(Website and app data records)
+ + +

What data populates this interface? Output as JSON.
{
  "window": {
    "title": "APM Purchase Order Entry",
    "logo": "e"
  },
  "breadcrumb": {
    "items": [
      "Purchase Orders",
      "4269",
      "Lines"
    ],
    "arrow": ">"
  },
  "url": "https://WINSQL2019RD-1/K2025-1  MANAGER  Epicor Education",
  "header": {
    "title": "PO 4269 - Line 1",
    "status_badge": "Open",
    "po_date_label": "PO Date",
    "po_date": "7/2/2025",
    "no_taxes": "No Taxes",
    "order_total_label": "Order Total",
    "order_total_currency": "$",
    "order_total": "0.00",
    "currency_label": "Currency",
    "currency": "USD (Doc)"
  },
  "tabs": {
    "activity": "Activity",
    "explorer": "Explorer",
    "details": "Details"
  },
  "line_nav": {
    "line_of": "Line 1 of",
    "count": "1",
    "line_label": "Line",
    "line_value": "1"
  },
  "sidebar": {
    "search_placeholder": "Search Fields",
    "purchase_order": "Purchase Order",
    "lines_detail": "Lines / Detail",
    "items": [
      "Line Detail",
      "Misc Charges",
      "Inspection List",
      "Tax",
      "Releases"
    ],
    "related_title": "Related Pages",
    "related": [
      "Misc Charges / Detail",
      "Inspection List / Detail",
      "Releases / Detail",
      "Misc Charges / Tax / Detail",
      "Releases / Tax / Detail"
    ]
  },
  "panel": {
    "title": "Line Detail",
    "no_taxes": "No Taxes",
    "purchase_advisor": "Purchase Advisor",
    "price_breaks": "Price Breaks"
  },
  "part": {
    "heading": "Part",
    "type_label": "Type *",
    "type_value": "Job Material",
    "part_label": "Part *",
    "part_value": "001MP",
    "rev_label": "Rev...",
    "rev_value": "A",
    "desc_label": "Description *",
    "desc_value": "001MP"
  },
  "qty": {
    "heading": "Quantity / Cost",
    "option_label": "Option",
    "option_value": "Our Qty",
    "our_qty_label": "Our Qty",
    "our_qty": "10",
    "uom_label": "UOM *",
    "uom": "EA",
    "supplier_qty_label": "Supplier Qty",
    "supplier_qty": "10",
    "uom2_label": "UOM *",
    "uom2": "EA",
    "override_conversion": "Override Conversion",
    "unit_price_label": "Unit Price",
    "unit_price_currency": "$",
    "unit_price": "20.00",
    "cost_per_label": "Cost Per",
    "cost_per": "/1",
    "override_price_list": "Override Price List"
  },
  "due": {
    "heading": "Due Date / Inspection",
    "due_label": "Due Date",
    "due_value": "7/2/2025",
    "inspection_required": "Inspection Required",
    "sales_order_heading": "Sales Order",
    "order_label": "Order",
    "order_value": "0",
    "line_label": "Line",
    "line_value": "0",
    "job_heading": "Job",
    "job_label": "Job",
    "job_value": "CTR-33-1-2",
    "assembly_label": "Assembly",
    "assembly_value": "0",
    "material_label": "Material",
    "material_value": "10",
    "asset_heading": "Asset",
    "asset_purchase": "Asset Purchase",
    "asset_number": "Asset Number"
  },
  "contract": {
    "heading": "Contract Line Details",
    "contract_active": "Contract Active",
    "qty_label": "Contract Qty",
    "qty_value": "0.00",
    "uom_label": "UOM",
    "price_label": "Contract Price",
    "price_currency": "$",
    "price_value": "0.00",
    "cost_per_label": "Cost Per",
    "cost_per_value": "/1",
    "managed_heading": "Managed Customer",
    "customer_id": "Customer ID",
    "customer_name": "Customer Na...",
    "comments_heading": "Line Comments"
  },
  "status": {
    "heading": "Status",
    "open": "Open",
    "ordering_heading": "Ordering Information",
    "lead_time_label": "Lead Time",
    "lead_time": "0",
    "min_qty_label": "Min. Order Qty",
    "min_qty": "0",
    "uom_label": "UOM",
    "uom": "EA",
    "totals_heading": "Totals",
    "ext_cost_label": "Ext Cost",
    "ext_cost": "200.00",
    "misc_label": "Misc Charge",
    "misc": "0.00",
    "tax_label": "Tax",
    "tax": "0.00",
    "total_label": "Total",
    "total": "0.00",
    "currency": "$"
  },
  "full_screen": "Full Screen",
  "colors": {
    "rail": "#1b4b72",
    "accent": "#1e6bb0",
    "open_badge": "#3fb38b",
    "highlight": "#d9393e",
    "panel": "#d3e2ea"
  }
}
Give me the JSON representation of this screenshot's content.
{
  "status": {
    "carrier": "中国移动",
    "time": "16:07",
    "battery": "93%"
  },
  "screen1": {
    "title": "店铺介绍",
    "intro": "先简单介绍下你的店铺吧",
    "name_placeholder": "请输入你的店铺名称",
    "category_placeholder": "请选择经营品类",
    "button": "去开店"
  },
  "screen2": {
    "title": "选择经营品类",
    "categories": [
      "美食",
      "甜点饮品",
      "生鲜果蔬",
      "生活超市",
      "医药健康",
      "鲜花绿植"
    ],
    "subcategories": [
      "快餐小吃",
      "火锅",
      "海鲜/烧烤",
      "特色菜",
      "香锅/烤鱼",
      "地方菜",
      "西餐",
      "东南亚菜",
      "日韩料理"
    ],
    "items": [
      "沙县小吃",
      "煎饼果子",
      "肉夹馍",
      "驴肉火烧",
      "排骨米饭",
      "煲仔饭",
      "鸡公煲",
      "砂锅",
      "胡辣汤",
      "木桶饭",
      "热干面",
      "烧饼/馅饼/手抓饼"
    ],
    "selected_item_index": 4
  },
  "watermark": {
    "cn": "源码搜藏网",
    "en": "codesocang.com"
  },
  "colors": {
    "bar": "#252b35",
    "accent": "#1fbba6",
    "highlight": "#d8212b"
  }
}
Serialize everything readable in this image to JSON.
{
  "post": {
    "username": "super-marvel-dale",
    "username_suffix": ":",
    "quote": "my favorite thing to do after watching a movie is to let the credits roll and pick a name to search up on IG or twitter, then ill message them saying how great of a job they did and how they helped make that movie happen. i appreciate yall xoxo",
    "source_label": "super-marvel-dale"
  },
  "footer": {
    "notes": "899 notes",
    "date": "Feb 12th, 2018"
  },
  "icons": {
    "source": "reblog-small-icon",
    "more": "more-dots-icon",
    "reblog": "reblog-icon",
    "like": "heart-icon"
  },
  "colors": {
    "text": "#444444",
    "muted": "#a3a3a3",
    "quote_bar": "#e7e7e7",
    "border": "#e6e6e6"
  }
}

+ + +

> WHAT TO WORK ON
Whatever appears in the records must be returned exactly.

> WRITTEN ANSWER
What data populates this interface? Output as JSON.
{
  "window": {
    "title": "APM Purchase Order Entry",
    "logo": "e"
  },
  "breadcrumb": {
    "items": [
      "Purchase Orders",
      "4269",
      "Lines"
    ],
    "arrow": ">"
  },
  "url": "https://WINSQL2019RD-1/K2025-1  MANAGER  Epicor Education",
  "header": {
    "title": "PO 4269 - Line 1",
    "status_badge": "Open",
    "po_date_label": "PO Date",
    "po_date": "7/2/2025",
    "no_taxes": "No Taxes",
    "order_total_label": "Order Total",
    "order_total_currency": "$",
    "order_total": "0.00",
    "currency_label": "Currency",
    "currency": "USD (Doc)"
  },
  "tabs": {
    "activity": "Activity",
    "explorer": "Explorer",
    "details": "Details"
  },
  "line_nav": {
    "line_of": "Line 1 of",
    "count": "1",
    "line_label": "Line",
    "line_value": "1"
  },
  "sidebar": {
    "search_placeholder": "Search Fields",
    "purchase_order": "Purchase Order",
    "lines_detail": "Lines / Detail",
    "items": [
      "Line Detail",
      "Misc Charges",
      "Inspection List",
      "Tax",
      "Releases"
    ],
    "related_title": "Related Pages",
    "related": [
      "Misc Charges / Detail",
      "Inspection List / Detail",
      "Releases / Detail",
      "Misc Charges / Tax / Detail",
      "Releases / Tax / Detail"
    ]
  },
  "panel": {
    "title": "Line Detail",
    "no_taxes": "No Taxes",
    "purchase_advisor": "Purchase Advisor",
    "price_breaks": "Price Breaks"
  },
  "part": {
    "heading": "Part",
    "type_label": "Type *",
    "type_value": "Job Material",
    "part_label": "Part *",
    "part_value": "001MP",
    "rev_label": "Rev...",
    "rev_value": "A",
    "desc_label": "Description *",
    "desc_value": "001MP"
  },
  "qty": {
    "heading": "Quantity / Cost",
    "option_label": "Option",
    "option_value": "Our Qty",
    "our_qty_label": "Our Qty",
    "our_qty": "10",
    "uom_label": "UOM *",
    "uom": "EA",
    "supplier_qty_label": "Supplier Qty",
    "supplier_qty": "10",
    "uom2_label": "UOM *",
    "uom2": "EA",
    "override_conversion": "Override Conversion",
    "unit_price_label": "Unit Price",
    "unit_price_currency": "$",
    "unit_price": "20.00",
    "cost_per_label": "Cost Per",
    "cost_per": "/1",
    "override_price_list": "Override Price List"
  },
  "due": {
    "heading": "Due Date / Inspection",
    "due_label": "Due Date",
    "due_value": "7/2/2025",
    "inspection_required": "Inspection Required",
    "sales_order_heading": "Sales Order",
    "order_label": "Order",
    "order_value": "0",
    "line_label": "Line",
    "line_value": "0",
    "job_heading": "Job",
    "job_label": "Job",
    "job_value": "CTR-33-1-2",
    "assembly_label": "Assembly",
    "assembly_value": "0",
    "material_label": "Material",
    "material_value": "10",
    "asset_heading": "Asset",
    "asset_purchase": "Asset Purchase",
    "asset_number": "Asset Number"
  },
  "contract": {
    "heading": "Contract Line Details",
    "contract_active": "Contract Active",
    "qty_label": "Contract Qty",
    "qty_value": "0.00",
    "uom_label": "UOM",
    "price_label": "Contract Price",
    "price_currency": "$",
    "price_value": "0.00",
    "cost_per_label": "Cost Per",
    "cost_per_value": "/1",
    "managed_heading": "Managed Customer",
    "customer_id": "Customer ID",
    "customer_name": "Customer Na...",
    "comments_heading": "Line Comments"
  },
  "status": {
    "heading": "Status",
    "open": "Open",
    "ordering_heading": "Ordering Information",
    "lead_time_label": "Lead Time",
    "lead_time": "0",
    "min_qty_label": "Min. Order Qty",
    "min_qty": "0",
    "uom_label": "UOM",
    "uom": "EA",
    "totals_heading": "Totals",
    "ext_cost_label": "Ext Cost",
    "ext_cost": "200.00",
    "misc_label": "Misc Charge",
    "misc": "0.00",
    "tax_label": "Tax",
    "tax": "0.00",
    "total_label": "Total",
    "total": "0.00",
    "currency": "$"
  },
  "full_screen": "Full Screen",
  "colors": {
    "rail": "#1b4b72",
    "accent": "#1e6bb0",
    "open_badge": "#3fb38b",
    "highlight": "#d9393e",
    "panel": "#d3e2ea"
  }
}
Give me the JSON representation of this screenshot's content.
{
  "status": {
    "carrier": "中国移动",
    "time": "16:07",
    "battery": "93%"
  },
  "screen1": {
    "title": "店铺介绍",
    "intro": "先简单介绍下你的店铺吧",
    "name_placeholder": "请输入你的店铺名称",
    "category_placeholder": "请选择经营品类",
    "button": "去开店"
  },
  "screen2": {
    "title": "选择经营品类",
    "categories": [
      "美食",
      "甜点饮品",
      "生鲜果蔬",
      "生活超市",
      "医药健康",
      "鲜花绿植"
    ],
    "subcategories": [
      "快餐小吃",
      "火锅",
      "海鲜/烧烤",
      "特色菜",
      "香锅/烤鱼",
      "地方菜",
      "西餐",
      "东南亚菜",
      "日韩料理"
    ],
    "items": [
      "沙县小吃",
      "煎饼果子",
      "肉夹馍",
      "驴肉火烧",
      "排骨米饭",
      "煲仔饭",
      "鸡公煲",
      "砂锅",
      "胡辣汤",
      "木桶饭",
      "热干面",
      "烧饼/馅饼/手抓饼"
    ],
    "selected_item_index": 4
  },
  "watermark": {
    "cn": "源码搜藏网",
    "en": "codesocang.com"
  },
  "colors": {
    "bar": "#252b35",
    "accent": "#1fbba6",
    "highlight": "#d8212b"
  }
}
Serialize everything readable in this image to JSON.
{
  "post": {
    "username": "super-marvel-dale",
    "username_suffix": ":",
    "quote": "my favorite thing to do after watching a movie is to let the credits roll and pick a name to search up on IG or twitter, then ill message them saying how great of a job they did and how they helped make that movie happen. i appreciate yall xoxo",
    "source_label": "super-marvel-dale"
  },
  "footer": {
    "notes": "899 notes",
    "date": "Feb 12th, 2018"
  },
  "icons": {
    "source": "reblog-small-icon",
    "more": "more-dots-icon",
    "reblog": "reblog-icon",
    "like": "heart-icon"
  },
  "colors": {
    "text": "#444444",
    "muted": "#a3a3a3",
    "quote_bar": "#e7e7e7",
    "border": "#e6e6e6"
  }
}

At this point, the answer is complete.